“Once the hacker figured the IP address of the email server, he could have used special programs, which remotely ‘scan’ the server in order to determine what version of the software is running,” he explains. “The hacker could then exploit known—or even zero-day—vulnerabilities for that specific software on the server in order to gain access to it.”

So, are our deleted emails ever safe? What really happens when you flag an email for deletion and move it to the trash folder?

“It’s not physically deleted immediately,” says Curtmola. “It might stay in the trash folder for a while—usually up to 30 days—until it gets deleted. During that time, it can be recovered.”

Nowadays, online email service providers, such as Google and Yahoo, don’t (and aren’t obligated to) disclose how long deleted emails continue to exist on their servers.

“The purpose of having these backups is to provide reliability to deal with situations when the email server crashes and its storage media is corrupted, say due to hardware issues,” says Curtmola. “This can be as simple as making a copy on the same machine, or it can be as complex as making multiple copies on different backup servers.”

Even Google's Gmail experienced a snafu a few years ago, which affected tens of thousands of users who showed up to an empty Inbox.
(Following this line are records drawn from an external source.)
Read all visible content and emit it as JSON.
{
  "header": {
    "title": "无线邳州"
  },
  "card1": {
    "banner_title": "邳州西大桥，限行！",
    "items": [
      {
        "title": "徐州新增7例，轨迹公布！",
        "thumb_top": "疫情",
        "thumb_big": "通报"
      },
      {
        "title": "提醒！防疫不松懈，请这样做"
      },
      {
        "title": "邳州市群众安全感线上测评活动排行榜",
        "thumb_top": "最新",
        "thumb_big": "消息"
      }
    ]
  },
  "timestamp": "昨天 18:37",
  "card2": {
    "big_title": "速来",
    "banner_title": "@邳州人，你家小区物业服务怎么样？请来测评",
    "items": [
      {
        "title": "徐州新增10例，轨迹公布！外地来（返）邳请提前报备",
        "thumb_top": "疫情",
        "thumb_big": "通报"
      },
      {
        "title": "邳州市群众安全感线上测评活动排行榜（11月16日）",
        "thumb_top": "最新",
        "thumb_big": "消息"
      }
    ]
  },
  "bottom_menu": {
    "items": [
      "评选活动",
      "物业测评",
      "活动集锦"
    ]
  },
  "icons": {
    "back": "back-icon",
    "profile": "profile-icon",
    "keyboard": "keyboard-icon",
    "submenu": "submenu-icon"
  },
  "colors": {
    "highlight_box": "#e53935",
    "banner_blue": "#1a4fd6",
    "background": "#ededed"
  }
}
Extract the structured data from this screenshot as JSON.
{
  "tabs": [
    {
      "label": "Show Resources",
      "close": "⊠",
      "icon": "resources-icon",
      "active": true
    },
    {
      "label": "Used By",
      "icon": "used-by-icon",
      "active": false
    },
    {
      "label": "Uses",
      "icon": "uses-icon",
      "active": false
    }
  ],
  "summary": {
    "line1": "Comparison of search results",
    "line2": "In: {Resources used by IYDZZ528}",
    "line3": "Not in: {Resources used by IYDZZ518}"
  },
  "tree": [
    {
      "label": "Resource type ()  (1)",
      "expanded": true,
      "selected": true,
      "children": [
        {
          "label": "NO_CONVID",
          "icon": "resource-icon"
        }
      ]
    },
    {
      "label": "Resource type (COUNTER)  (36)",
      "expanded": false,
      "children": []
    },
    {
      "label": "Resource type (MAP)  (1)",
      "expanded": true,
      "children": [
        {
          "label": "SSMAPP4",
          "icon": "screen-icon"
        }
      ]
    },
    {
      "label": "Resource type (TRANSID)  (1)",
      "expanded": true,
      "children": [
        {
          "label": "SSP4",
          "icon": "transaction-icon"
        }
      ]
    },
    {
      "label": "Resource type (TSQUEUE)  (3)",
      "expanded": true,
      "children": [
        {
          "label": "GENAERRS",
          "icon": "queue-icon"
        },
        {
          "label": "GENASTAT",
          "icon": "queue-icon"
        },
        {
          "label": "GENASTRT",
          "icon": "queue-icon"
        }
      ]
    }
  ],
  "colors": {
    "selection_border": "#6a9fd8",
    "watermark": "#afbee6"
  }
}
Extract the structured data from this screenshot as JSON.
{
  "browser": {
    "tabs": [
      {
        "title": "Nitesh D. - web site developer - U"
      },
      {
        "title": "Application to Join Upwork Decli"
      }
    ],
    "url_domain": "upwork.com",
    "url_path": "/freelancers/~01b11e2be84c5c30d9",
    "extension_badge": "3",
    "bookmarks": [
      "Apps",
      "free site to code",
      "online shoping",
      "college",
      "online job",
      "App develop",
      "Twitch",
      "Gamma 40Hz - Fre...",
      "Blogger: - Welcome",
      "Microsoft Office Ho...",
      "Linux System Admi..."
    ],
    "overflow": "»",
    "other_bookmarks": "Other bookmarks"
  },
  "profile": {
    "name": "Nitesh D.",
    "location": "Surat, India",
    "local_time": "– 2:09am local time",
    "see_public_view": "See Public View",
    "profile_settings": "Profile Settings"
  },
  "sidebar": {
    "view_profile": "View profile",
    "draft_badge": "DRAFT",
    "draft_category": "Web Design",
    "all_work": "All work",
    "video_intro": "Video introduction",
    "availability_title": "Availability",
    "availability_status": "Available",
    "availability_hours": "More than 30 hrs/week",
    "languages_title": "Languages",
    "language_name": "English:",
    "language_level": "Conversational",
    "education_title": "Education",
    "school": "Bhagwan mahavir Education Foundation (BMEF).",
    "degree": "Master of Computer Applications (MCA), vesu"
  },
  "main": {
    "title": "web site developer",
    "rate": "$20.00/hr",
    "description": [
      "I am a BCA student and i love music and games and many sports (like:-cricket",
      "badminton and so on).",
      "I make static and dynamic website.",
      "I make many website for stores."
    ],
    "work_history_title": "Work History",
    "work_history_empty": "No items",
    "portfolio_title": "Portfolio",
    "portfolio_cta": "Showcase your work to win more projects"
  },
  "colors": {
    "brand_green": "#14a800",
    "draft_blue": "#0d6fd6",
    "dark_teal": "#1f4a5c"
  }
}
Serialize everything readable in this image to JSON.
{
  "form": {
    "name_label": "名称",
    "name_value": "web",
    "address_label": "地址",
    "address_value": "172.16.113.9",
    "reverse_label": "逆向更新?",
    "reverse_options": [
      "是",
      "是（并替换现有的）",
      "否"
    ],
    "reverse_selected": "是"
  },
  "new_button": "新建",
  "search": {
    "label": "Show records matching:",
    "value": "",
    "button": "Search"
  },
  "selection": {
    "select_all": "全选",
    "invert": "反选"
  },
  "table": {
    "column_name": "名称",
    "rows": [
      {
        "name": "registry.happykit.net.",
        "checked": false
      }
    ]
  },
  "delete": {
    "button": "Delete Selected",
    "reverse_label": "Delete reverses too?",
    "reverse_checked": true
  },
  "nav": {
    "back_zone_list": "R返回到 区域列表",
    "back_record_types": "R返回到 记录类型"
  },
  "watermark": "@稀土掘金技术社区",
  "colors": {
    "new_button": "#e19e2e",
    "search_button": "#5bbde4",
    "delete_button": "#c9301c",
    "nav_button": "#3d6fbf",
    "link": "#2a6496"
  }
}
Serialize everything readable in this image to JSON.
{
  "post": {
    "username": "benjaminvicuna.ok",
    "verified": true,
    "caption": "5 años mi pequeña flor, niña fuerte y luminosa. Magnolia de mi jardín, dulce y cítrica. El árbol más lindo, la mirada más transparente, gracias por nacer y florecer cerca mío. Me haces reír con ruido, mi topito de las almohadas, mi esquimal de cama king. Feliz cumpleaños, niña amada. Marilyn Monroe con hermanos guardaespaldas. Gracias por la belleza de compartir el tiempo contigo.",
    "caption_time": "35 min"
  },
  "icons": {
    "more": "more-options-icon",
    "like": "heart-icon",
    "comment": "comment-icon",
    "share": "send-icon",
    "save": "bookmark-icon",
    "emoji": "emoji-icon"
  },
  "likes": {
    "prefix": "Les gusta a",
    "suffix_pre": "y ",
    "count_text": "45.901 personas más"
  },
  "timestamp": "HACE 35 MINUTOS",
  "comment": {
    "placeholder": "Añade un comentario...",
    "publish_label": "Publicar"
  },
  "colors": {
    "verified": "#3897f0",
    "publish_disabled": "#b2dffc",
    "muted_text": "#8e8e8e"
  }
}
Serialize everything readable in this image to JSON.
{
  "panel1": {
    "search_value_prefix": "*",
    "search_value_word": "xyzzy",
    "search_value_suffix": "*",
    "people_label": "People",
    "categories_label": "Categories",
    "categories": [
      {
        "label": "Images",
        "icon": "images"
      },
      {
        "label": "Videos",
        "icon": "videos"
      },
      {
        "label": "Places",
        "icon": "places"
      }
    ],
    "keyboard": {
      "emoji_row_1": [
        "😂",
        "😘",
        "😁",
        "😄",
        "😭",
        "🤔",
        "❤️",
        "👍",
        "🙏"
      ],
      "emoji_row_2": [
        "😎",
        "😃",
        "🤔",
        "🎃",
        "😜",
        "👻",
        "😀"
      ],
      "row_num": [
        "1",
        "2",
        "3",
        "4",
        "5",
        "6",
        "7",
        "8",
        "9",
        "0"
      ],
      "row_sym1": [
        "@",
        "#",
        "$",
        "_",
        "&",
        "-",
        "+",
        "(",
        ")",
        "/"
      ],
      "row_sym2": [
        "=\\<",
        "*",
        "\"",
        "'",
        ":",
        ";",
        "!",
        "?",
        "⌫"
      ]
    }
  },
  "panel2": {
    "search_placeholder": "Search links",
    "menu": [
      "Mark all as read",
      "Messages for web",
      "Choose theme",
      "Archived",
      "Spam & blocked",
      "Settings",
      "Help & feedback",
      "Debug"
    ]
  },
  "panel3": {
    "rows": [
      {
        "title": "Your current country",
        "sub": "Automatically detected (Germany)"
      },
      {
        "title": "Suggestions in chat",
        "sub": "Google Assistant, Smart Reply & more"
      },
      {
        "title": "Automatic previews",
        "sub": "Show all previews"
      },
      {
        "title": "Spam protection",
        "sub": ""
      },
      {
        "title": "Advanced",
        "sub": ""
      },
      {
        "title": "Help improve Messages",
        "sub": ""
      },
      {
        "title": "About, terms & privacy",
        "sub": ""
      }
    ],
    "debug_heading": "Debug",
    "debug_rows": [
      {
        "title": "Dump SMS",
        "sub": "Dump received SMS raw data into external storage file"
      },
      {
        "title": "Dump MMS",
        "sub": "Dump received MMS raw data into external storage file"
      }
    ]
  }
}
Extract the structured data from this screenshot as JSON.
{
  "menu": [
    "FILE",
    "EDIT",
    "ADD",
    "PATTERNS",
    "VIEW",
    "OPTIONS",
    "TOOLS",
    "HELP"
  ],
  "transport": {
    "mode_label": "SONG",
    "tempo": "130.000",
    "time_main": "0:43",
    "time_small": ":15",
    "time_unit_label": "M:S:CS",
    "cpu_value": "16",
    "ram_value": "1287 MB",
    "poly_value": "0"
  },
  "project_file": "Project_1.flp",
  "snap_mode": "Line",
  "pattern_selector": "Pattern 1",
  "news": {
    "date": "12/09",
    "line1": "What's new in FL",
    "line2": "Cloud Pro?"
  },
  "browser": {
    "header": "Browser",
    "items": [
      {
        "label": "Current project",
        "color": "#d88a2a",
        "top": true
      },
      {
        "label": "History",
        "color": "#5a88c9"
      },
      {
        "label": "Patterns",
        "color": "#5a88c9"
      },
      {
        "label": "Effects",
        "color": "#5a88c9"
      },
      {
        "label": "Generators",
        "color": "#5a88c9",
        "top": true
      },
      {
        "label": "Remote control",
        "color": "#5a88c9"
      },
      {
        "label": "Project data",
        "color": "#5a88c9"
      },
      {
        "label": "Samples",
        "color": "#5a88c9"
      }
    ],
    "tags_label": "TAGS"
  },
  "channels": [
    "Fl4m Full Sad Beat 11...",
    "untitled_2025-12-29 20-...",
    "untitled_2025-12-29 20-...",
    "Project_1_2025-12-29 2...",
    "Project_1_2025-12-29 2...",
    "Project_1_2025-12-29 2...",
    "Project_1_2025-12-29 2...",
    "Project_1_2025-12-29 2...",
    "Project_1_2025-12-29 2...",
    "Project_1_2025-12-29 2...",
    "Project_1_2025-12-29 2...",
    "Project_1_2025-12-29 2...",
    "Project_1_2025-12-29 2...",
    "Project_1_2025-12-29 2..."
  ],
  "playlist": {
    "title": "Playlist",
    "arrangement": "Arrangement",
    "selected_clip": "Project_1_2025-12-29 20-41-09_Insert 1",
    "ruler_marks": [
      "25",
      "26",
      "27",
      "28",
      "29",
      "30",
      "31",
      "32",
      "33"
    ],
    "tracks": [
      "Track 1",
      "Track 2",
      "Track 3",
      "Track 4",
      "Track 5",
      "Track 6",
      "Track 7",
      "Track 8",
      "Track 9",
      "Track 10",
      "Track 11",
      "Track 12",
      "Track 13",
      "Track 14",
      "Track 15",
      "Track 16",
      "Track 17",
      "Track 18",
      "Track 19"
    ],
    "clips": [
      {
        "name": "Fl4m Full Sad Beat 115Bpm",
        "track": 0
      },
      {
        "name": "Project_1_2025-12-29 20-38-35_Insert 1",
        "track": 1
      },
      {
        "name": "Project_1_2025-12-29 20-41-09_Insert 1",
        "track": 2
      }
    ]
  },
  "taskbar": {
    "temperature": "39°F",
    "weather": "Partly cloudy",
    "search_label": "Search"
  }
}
Luckily, Google was able to restore their emails from tape backups.

“This means even if you delete an email today, the email service provider probably made a back up of your emails yesterday, and that deleted email will continue to exist in the back up,” he continues.

Since the backlash, Trump has tried to diminish the controversy, reducing his comments to mere sarcasm. Still, Curtmola urges the company in charge of safeguarding the server that potentially houses those emails to apply recommended best practices, like using security software such as firewalls, antivirus programs, and correctly configuring the software.

“Many breaches occur because complex software systems are incorrectly configured and updates and patches aren’t applied as soon as they are available,” he says.

In addition, Curtmola advises the backups be stored on a “network that is more isolated, not so exposed or easily accessible, as would a regular email server; backups should be stored encrypted.”

But, ultimately, there is no perfect security.

“Given the right incentive and enough time, any machine can be broken into,” he says. “Securing systems is about orchestrating processes in place as a coherent system in order to minimize your risks.”

For all the latest on how NJIT researchers are addressing challenges and applying new approaches to practical encryption, secure cloud computing and privacy technologies, visit the NJIT Cybersecurity Research Center.

By Shydale James